Tracing the role of major African-American writers and thinkers over two hundred years, a group autobiography spotlights well-known and less famous contributors, including Richard Wright, James Weldon Johnson, James Baldwin, and Ida Wells Barnett. 12,500 first printing.
22 pages matching poems in this book
Results 1-3 of 22
What people are saying - Write a review
We haven't found any reviews in the usual places.
Defining Matters of Principle
To Tell the Truth Freely
6 other sections not shown
Other editions - View all

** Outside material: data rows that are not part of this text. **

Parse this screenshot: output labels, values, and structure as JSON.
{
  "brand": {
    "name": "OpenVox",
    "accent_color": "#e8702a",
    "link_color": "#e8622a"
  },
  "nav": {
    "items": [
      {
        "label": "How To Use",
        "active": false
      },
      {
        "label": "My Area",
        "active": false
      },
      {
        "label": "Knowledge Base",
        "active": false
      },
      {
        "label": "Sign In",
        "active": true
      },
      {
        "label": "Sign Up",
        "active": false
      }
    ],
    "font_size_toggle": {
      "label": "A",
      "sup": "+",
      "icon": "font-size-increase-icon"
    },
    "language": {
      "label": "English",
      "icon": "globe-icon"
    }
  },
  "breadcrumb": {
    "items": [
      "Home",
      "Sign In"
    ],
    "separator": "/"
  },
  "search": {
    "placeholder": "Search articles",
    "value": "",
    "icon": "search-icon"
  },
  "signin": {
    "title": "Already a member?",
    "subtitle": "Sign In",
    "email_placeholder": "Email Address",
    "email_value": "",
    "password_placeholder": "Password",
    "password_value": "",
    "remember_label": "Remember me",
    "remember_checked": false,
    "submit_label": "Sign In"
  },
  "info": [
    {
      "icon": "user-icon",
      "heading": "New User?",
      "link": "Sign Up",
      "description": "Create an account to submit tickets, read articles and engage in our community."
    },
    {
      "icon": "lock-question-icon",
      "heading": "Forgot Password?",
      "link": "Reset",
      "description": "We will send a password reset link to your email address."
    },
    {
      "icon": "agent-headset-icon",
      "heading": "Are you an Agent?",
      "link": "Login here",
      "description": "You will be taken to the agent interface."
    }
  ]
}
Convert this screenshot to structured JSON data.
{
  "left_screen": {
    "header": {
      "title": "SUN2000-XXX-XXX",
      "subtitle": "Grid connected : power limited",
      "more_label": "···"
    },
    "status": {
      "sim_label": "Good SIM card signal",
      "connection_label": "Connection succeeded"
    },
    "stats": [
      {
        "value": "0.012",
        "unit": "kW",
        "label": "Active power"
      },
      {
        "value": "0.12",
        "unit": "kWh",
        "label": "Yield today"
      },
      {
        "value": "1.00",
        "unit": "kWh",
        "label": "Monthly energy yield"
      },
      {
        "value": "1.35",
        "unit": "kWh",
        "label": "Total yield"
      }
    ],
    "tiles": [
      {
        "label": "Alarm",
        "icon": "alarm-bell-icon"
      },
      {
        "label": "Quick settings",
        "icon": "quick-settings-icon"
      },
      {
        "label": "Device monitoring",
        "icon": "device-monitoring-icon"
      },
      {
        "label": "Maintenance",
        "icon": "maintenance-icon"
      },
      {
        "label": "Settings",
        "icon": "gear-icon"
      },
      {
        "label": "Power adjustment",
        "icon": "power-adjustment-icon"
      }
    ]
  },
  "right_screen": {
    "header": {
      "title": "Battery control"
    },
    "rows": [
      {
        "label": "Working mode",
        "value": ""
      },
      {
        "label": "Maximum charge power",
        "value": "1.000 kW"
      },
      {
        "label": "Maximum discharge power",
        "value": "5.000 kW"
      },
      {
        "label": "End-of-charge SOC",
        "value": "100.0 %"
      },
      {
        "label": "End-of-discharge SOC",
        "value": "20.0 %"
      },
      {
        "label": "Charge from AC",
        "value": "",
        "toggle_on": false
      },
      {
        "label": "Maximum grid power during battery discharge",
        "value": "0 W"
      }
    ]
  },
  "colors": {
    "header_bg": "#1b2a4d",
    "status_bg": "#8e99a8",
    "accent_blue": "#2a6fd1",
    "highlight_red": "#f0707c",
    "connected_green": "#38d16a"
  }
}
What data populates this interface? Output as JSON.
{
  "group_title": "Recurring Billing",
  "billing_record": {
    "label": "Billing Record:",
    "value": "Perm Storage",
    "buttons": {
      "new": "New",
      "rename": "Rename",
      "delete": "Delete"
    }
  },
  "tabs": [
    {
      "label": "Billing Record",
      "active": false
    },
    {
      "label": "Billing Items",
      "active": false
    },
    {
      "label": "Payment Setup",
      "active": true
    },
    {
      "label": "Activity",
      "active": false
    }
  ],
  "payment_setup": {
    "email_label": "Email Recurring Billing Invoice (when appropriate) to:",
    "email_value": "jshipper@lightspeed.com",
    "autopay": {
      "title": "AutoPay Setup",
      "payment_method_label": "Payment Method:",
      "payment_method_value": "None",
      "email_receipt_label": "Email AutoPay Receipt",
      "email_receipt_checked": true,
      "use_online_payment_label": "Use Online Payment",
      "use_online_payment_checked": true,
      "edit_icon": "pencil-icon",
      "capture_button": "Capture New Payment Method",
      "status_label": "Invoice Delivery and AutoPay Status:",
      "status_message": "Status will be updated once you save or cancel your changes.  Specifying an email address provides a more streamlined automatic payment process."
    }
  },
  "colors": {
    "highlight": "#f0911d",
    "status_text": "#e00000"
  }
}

Adam Clayton Powell African African-American African-American intellectuals Afro-American Alexander Crummell American Negro artists asked Atlanta autobiography Baraka became began believed black and white black communists Black Power black workers Bois's Booker campaign Chicago Christian church civil rights colored Communist Party Congress critics Crummell's cultural Darkwater Democratic Dusk of Dawn Elijah Muhammad essay father friends Garvey Gwendolyn Brooks Harlem Harry Haywood Ibid Ida Wells-Barnett ideological issue James Baldwin James Weldon Johnson John Jones labor Langston Hughes later leadership liberation Liberia literary living lynching magazine Malcolm Malcolm X meeting movement Muslims NAACP novel officials oppressed organization poems poetry poets position president published race racial racist reprinted Republican Review Richard Wright slave slavery social South southern struggle tion truth Union United W. E. B. Du Bois Washington white Americans William women writers York City young Zora Neale Hurston